Remembrance Service

On Sunday 12 November about 100 people gathered at the war memorial to hear the names of those being remembered read out and at 11am to observe a 2minutes silence. Wreathes were laid including one by Alison Austin from Wrest Park to commemorate those men from the Estate and when it was a hospital during WW1.

Rev Ian Smith led the Church service and his address focussed on the liberation from Dunkirk.  He reminded the congregation that in May 1940 the total destruction of the entire British army, 330,000 soldiers, was imminent being trapped in Dunkirk. This view was shared by Winston Churchill who was preparing to announce an unprecedented catastrophe involving the capture or death of a third of a million soldiers.

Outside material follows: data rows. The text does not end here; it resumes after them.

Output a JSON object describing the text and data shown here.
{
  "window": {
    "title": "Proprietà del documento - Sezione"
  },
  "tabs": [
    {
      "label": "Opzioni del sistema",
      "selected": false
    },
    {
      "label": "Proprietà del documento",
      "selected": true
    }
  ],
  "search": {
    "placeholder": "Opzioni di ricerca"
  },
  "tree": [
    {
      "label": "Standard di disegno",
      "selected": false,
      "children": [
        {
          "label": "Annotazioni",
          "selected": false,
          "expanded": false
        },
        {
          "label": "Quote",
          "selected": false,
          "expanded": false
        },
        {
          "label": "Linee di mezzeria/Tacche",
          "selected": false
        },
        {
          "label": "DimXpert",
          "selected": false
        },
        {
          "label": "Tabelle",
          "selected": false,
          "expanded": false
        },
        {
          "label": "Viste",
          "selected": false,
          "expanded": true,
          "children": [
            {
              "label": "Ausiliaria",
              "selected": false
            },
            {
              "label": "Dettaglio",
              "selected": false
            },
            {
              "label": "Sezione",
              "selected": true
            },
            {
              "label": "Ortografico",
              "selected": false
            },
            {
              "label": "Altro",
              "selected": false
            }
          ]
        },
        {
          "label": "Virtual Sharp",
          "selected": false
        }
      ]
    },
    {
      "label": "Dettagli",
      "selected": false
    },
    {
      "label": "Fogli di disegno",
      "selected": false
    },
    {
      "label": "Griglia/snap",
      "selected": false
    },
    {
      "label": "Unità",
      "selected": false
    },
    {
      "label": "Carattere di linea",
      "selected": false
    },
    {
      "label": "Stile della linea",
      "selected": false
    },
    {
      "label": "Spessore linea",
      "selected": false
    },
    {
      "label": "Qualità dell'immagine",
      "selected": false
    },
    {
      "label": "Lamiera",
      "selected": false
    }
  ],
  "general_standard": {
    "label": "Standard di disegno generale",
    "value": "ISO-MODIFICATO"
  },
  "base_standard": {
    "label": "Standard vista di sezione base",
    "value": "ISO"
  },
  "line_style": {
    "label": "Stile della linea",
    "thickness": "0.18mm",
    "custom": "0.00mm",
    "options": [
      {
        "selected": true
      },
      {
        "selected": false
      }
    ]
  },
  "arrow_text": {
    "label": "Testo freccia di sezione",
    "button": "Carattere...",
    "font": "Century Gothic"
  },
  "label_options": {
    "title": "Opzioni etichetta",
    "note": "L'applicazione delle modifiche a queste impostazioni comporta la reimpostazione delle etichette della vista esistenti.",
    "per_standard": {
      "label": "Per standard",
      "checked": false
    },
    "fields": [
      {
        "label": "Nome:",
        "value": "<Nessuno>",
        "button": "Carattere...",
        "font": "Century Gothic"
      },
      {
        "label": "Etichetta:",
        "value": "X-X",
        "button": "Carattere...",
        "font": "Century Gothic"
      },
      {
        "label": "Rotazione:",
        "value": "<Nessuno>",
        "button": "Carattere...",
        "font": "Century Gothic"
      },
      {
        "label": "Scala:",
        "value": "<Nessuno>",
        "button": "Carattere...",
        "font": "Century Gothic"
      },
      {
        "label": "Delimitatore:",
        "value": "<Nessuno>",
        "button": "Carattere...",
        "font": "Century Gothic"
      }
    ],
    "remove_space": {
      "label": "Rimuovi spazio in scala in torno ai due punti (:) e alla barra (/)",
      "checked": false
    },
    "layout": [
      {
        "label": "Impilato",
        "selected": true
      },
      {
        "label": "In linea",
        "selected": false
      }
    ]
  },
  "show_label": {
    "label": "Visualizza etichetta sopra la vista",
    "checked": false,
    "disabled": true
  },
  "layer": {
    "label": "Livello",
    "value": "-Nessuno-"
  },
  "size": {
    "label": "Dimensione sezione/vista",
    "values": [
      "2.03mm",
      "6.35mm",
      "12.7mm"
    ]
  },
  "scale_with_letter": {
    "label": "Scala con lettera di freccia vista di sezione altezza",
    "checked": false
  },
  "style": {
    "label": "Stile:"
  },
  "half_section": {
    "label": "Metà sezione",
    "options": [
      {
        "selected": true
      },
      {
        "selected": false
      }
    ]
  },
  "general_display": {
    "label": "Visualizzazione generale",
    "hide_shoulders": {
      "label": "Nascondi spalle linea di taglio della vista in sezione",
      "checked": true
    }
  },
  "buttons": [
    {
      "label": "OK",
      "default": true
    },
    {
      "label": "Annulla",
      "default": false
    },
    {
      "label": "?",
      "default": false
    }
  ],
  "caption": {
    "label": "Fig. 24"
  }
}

But it didn’t happen. He reminded the congregation that King George VI requested a National Day of Prayer on Sunday 26 May 1940. On the Saturday evening the decision was taken to evacuate as many as possible of the Allied forces. On that Sunday, the nation devoted itself to prayer in an unprecedented way. He explained there were overflowing congregations in Churches across the land, with long queues outside cathedrals. The same day an urgent request went out for boats of all sizes to cross the Channel to rescue the besieged army, a call answered by around 800 vessels.

Ian Smith went on to recount curious events that then happened. These included a decision by Hitler to halt his army and rely on his air force to annihilate the British. A spell of severe bad weather on the Tuesday grounded the Luftwaffe, allowing Allied soldiers to march unhindered to the beaches. In contrast, on Wednesday the sea was extraordinarily calm, making the perilous evacuation less hazardous and Ian Smith explained that by the time the German Army was finally ordered to renew its attack, over 338,000 troops had been snatched from the beaches, including 140,000 French, Belgian, Dutch and Polish soldiers.

In  concluding Ian Smith said that you could argue it was all a coincidence, but he thinks not and it certainly wasn’t considered so at the time. Sunday 9th June was declared a National Day of Thanksgiving and, encouraged by Churchill himself, the phrase ‘the miracle of Dunkirk’ began to circulate. The collection from the service was shared between help for heroes & SSAFA (Soldiers, Sailors, Airmen and Families Association).

Following the service people stayed behind to enjoy refreshments of tea, coffee and mince pies and to meet with and catch up with friends and neighbours.